Problem to work on - Once you know how many lines below hold "title", reply with that number and add nothing.

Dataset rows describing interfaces
───

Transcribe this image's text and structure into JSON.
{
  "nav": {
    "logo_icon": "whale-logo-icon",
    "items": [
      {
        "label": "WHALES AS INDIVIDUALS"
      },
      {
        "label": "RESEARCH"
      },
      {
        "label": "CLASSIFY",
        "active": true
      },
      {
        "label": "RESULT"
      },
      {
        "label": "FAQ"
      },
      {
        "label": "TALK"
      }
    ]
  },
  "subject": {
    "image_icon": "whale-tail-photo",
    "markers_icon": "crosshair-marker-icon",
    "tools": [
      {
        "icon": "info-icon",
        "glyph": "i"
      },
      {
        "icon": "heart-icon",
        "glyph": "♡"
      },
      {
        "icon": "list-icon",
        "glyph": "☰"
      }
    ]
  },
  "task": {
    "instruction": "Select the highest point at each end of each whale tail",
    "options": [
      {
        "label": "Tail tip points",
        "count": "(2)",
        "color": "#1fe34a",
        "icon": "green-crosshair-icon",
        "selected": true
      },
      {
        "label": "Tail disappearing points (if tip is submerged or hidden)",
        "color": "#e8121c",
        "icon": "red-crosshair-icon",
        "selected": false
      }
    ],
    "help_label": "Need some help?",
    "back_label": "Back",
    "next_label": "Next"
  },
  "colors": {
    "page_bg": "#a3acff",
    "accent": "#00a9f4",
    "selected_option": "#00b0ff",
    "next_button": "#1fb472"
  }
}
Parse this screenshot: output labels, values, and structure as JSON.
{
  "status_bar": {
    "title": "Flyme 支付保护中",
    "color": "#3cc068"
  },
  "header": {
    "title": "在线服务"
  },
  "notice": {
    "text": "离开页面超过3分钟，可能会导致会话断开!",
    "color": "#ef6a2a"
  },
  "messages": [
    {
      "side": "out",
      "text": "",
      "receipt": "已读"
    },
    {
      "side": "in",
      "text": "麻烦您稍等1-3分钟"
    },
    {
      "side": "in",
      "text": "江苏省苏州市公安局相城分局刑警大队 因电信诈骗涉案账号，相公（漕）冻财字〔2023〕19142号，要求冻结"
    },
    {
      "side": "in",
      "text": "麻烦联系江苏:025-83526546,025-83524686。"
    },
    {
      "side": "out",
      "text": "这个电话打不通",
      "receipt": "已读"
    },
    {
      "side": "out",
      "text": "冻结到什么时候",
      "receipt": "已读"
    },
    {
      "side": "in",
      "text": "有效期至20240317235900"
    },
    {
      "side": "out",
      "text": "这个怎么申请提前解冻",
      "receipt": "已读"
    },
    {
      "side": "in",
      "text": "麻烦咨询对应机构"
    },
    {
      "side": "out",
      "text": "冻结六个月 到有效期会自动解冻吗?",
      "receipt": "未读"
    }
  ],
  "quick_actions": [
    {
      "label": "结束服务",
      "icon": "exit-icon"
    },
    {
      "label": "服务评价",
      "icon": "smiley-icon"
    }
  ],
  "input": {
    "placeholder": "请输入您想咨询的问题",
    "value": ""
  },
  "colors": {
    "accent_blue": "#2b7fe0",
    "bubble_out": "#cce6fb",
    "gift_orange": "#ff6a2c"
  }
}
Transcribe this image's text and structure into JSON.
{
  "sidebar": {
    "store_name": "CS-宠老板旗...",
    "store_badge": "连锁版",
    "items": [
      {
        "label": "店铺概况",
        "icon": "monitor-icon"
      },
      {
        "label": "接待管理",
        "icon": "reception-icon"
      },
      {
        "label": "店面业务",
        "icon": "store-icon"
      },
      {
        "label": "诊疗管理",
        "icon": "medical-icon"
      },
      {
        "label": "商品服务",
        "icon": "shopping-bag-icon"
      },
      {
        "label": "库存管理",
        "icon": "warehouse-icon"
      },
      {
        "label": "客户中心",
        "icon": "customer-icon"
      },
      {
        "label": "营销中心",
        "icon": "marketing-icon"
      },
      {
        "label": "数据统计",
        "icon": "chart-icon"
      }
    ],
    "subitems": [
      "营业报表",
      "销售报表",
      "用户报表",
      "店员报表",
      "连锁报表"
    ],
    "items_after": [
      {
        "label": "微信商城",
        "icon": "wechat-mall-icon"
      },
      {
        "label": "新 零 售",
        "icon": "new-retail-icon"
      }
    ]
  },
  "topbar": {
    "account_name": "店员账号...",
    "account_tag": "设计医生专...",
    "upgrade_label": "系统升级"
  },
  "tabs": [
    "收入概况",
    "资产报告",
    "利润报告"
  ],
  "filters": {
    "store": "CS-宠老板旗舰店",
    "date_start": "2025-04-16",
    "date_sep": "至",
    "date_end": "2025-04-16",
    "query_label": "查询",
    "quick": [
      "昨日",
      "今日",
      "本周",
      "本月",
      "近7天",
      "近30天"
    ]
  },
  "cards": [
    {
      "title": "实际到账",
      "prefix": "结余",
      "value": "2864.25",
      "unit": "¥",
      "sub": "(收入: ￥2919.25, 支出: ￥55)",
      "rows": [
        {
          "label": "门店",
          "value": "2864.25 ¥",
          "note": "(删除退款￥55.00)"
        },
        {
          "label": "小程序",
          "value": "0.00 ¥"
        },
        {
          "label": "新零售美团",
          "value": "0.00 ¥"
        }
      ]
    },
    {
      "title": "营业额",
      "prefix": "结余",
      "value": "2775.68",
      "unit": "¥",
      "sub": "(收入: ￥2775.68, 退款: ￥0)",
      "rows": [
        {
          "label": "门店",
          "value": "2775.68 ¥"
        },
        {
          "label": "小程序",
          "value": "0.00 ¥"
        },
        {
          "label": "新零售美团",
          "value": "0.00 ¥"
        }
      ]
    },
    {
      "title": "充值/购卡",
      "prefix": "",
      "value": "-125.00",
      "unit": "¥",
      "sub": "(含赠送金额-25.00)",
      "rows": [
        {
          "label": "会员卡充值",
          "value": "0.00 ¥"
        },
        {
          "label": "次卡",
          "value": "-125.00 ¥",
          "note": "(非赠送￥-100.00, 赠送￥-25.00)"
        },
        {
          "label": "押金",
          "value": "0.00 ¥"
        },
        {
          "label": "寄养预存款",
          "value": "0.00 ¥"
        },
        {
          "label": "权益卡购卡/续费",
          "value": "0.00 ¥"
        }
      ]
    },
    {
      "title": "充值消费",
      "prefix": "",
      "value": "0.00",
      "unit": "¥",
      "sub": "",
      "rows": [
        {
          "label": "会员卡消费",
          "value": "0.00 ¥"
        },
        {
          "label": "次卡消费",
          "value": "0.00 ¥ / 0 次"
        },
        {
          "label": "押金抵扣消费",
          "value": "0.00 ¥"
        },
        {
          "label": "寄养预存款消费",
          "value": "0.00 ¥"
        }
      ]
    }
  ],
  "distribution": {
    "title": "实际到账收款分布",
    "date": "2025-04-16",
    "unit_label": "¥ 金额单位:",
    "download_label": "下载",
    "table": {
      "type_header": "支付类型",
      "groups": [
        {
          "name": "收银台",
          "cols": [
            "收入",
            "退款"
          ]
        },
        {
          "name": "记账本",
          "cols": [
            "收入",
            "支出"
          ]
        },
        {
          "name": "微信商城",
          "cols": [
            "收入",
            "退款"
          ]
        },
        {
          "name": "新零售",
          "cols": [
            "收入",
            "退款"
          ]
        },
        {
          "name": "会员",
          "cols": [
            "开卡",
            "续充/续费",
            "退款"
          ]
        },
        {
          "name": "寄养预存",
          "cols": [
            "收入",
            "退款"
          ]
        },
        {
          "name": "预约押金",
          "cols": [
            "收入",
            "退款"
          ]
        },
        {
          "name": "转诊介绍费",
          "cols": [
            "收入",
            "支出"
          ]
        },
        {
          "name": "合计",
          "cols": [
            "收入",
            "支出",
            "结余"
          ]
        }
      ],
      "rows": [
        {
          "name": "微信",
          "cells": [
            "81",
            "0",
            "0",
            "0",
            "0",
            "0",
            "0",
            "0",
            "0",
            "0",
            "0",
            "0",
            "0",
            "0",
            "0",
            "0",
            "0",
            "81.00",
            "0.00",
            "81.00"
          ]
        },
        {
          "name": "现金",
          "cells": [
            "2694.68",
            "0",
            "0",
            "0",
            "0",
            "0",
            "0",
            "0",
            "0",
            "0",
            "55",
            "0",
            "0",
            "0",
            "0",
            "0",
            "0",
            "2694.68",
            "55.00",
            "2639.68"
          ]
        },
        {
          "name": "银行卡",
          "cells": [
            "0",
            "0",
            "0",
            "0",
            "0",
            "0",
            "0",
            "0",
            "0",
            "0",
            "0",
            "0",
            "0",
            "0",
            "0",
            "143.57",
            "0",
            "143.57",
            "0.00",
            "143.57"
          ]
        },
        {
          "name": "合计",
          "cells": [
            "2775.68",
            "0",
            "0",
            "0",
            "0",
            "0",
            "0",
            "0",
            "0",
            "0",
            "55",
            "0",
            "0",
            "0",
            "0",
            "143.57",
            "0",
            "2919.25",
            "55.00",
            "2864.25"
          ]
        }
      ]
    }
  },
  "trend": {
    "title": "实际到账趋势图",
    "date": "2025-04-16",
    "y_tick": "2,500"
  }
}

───

Exercise answer - 8